Along with the features already announced on the RetroN 4, Hyperkin also revealed several key features of the RetroN 5 which include the ability to save games at any point during gameplay, audio interpolation to improve sound output quality, shaders to up convert video signals to show clearer images of up to 720p resolution, button reassignment, and manual and passive overclocking to speed up or slow down the speed of games. Also revealed is more information on the Bluetooth wireless controllers; a Microswitch Directional Pad will be utilized instead of a traditional directional pad, and Macro Buttons have also been included. Users will also be able to use any controller to play any of the compatible systems, as well as given the option to remap buttons on any of the original controllers as well.
Assuming it lives up to its promises, I'd expect the RetroN 5 to be the biggest thing to hit the retro gaming scene since ThinkGeek sold Dingoo A320 units several years ago (you remember the Pocket Retro Game Emulator, right?). Of course, while the A320 was emulating games, the RetroN 5 is using actual hardware to produce the classic gaming experience. In my experience these kinds of retro game systems tend to fall just under the mark of total compatibility (perhaps a sound effect or music clip is off pitch or a complex image may not appear properly) and games with special microchips tend not to work at all, but I hear that Hyperkin is going for 100% compatibility with this one.
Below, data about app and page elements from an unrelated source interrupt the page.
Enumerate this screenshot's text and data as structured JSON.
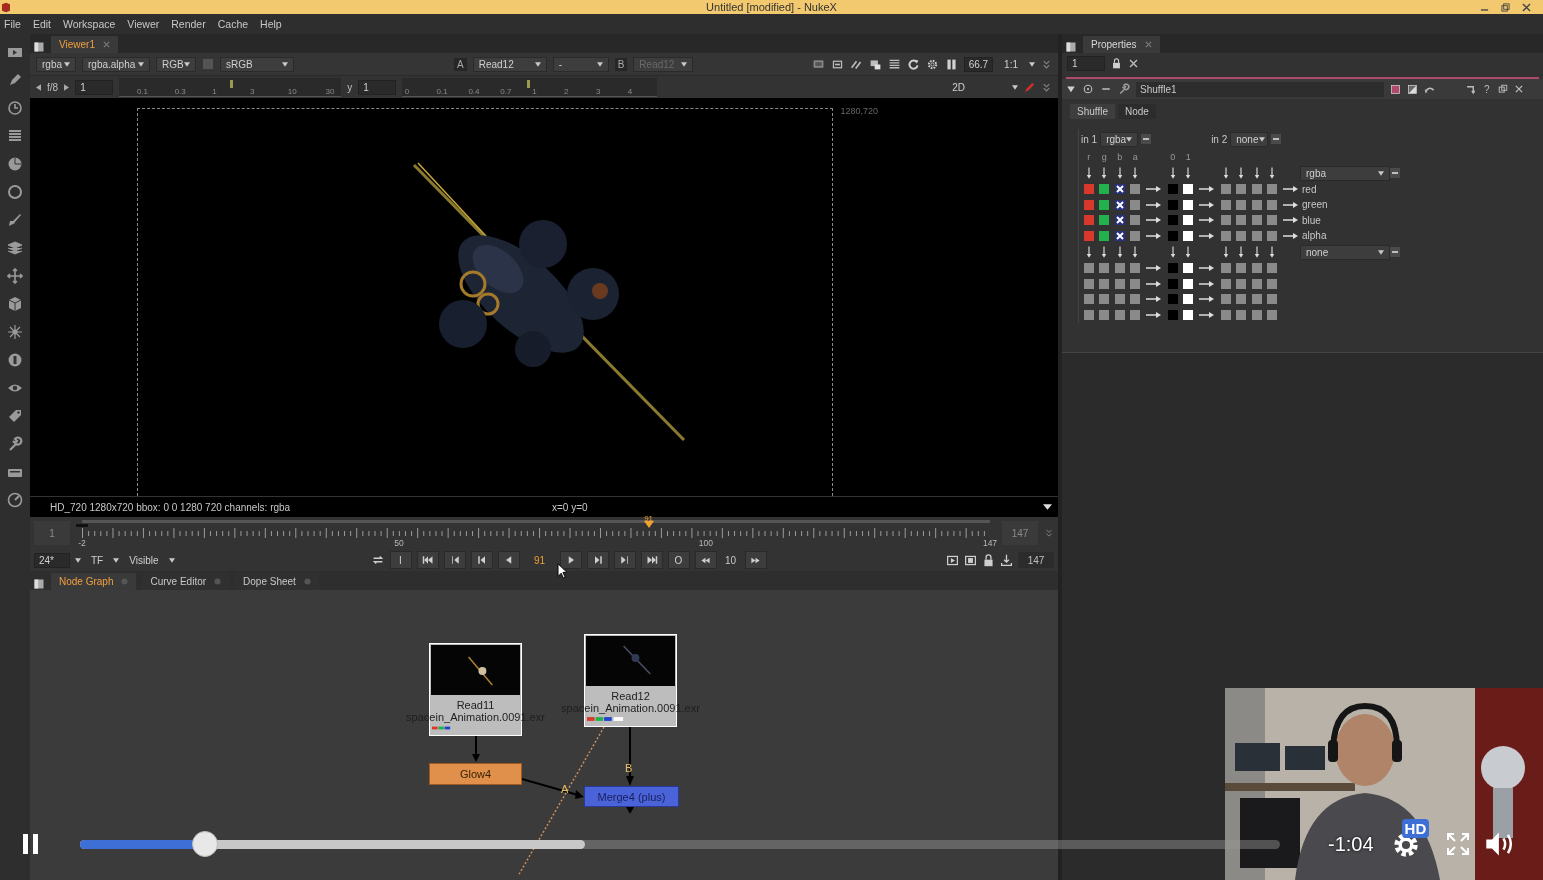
{
  "window": {
    "title": "Untitled [modified] - NukeX"
  },
  "menu": [
    "File",
    "Edit",
    "Workspace",
    "Viewer",
    "Render",
    "Cache",
    "Help"
  ],
  "viewer": {
    "tab": "Viewer1",
    "channels": "rgba",
    "alpha_channel": "rgba.alpha",
    "display": "RGB",
    "lut": "sRGB",
    "input_a_label": "A",
    "input_a": "Read12",
    "compare": "-",
    "input_b_label": "B",
    "input_b": "Read12",
    "zoom": "66.7",
    "scale": "1:1",
    "fstop": "f/8",
    "gain": "1",
    "gain_slider": {
      "level": 0.5
    },
    "gamma_slider": {
      "level": 0.49
    },
    "gain_ticks": [
      "0.1",
      "0.3",
      "1",
      "3",
      "10",
      "30"
    ],
    "gamma_label": "y",
    "gamma": "1",
    "gamma_ticks": [
      "0",
      "0.1",
      "0.4",
      "0.7",
      "1",
      "2",
      "3",
      "4"
    ],
    "mode": "2D",
    "format_corner": "1280,720",
    "info": "HD_720 1280x720  bbox: 0 0 1280 720 channels: rgba",
    "cursor": "x=0 y=0"
  },
  "timeline": {
    "start": "1",
    "end": "147",
    "ticks": [
      "-2",
      "50",
      "100",
      "147"
    ],
    "frame": "91",
    "playhead": {
      "level": 0.624
    },
    "fps": "24*",
    "time_mode": "TF",
    "range": "Visible",
    "in": "I",
    "current": "91",
    "out": "O",
    "increment": "10",
    "last": "147"
  },
  "node_graph": {
    "tabs": [
      {
        "label": "Node Graph",
        "selected": true
      },
      {
        "label": "Curve Editor",
        "selected": false
      },
      {
        "label": "Dope Sheet",
        "selected": false
      }
    ],
    "nodes": [
      {
        "kind": "read",
        "name": "Read11",
        "file": "spacein_Animation.0091.exr"
      },
      {
        "kind": "read",
        "name": "Read12",
        "file": "spacein_Animation.0091.exr"
      },
      {
        "kind": "glow",
        "name": "Glow4"
      },
      {
        "kind": "merge",
        "name": "Merge4 (plus)"
      }
    ],
    "inputs": [
      "A",
      "B"
    ]
  },
  "properties": {
    "tab": "Properties",
    "max_panels": "1",
    "node_name": "Shuffle1",
    "help": "?",
    "tabs": [
      {
        "label": "Shuffle",
        "selected": true
      },
      {
        "label": "Node",
        "selected": false
      }
    ],
    "shuffle": {
      "in1_label": "in 1",
      "in1": "rgba",
      "in2_label": "in 2",
      "in2": "none",
      "in1_channels": [
        "r",
        "g",
        "b",
        "a"
      ],
      "constants": [
        "0",
        "1"
      ],
      "out1": "rgba",
      "out2": "none",
      "out1_rows": [
        {
          "label": "red",
          "cells": [
            {
              "kind": "red"
            },
            {
              "kind": "green"
            },
            {
              "kind": "cross"
            },
            {
              "kind": "grey"
            },
            {
              "kind": "black"
            },
            {
              "kind": "white"
            },
            {
              "kind": "grey"
            },
            {
              "kind": "grey"
            },
            {
              "kind": "grey"
            },
            {
              "kind": "grey"
            }
          ]
        },
        {
          "label": "green",
          "cells": [
            {
              "kind": "red"
            },
            {
              "kind": "green"
            },
            {
              "kind": "cross"
            },
            {
              "kind": "grey"
            },
            {
              "kind": "black"
            },
            {
              "kind": "white"
            },
            {
              "kind": "grey"
            },
            {
              "kind": "grey"
            },
            {
              "kind": "grey"
            },
            {
              "kind": "grey"
            }
          ]
        },
        {
          "label": "blue",
          "cells": [
            {
              "kind": "red"
            },
            {
              "kind": "green"
            },
            {
              "kind": "cross"
            },
            {
              "kind": "grey"
            },
            {
              "kind": "black"
            },
            {
              "kind": "white"
            },
            {
              "kind": "grey"
            },
            {
              "kind": "grey"
            },
            {
              "kind": "grey"
            },
            {
              "kind": "grey"
            }
          ]
        },
        {
          "label": "alpha",
          "cells": [
            {
              "kind": "red"
            },
            {
              "kind": "green"
            },
            {
              "kind": "cross"
            },
            {
              "kind": "grey"
            },
            {
              "kind": "black"
            },
            {
              "kind": "white"
            },
            {
              "kind": "grey"
            },
            {
              "kind": "grey"
            },
            {
              "kind": "grey"
            },
            {
              "kind": "grey"
            }
          ]
        }
      ],
      "out2_rows": [
        {
          "cells": [
            {
              "kind": "grey"
            },
            {
              "kind": "grey"
            },
            {
              "kind": "grey"
            },
            {
              "kind": "grey"
            },
            {
              "kind": "black"
            },
            {
              "kind": "white"
            },
            {
              "kind": "grey"
            },
            {
              "kind": "grey"
            },
            {
              "kind": "grey"
            },
            {
              "kind": "grey"
            }
          ]
        },
        {
          "cells": [
            {
              "kind": "grey"
            },
            {
              "kind": "grey"
            },
            {
              "kind": "grey"
            },
            {
              "kind": "grey"
            },
            {
              "kind": "black"
            },
            {
              "kind": "white"
            },
            {
              "kind": "grey"
            },
            {
              "kind": "grey"
            },
            {
              "kind": "grey"
            },
            {
              "kind": "grey"
            }
          ]
        },
        {
          "cells": [
            {
              "kind": "grey"
            },
            {
              "kind": "grey"
            },
            {
              "kind": "grey"
            },
            {
              "kind": "grey"
            },
            {
              "kind": "black"
            },
            {
              "kind": "white"
            },
            {
              "kind": "grey"
            },
            {
              "kind": "grey"
            },
            {
              "kind": "grey"
            },
            {
              "kind": "grey"
            }
          ]
        },
        {
          "cells": [
            {
              "kind": "grey"
            },
            {
              "kind": "grey"
            },
            {
              "kind": "grey"
            },
            {
              "kind": "grey"
            },
            {
              "kind": "black"
            },
            {
              "kind": "white"
            },
            {
              "kind": "grey"
            },
            {
              "kind": "grey"
            },
            {
              "kind": "grey"
            },
            {
              "kind": "grey"
            }
          ]
        }
      ]
    }
  },
  "player": {
    "progress": {
      "level": 0.104
    },
    "buffered": {
      "level": 0.421
    },
    "time": "-1:04",
    "quality": "HD"
  }
}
I really hope they succeed. I'd love to replay my old favorites in clear high definition.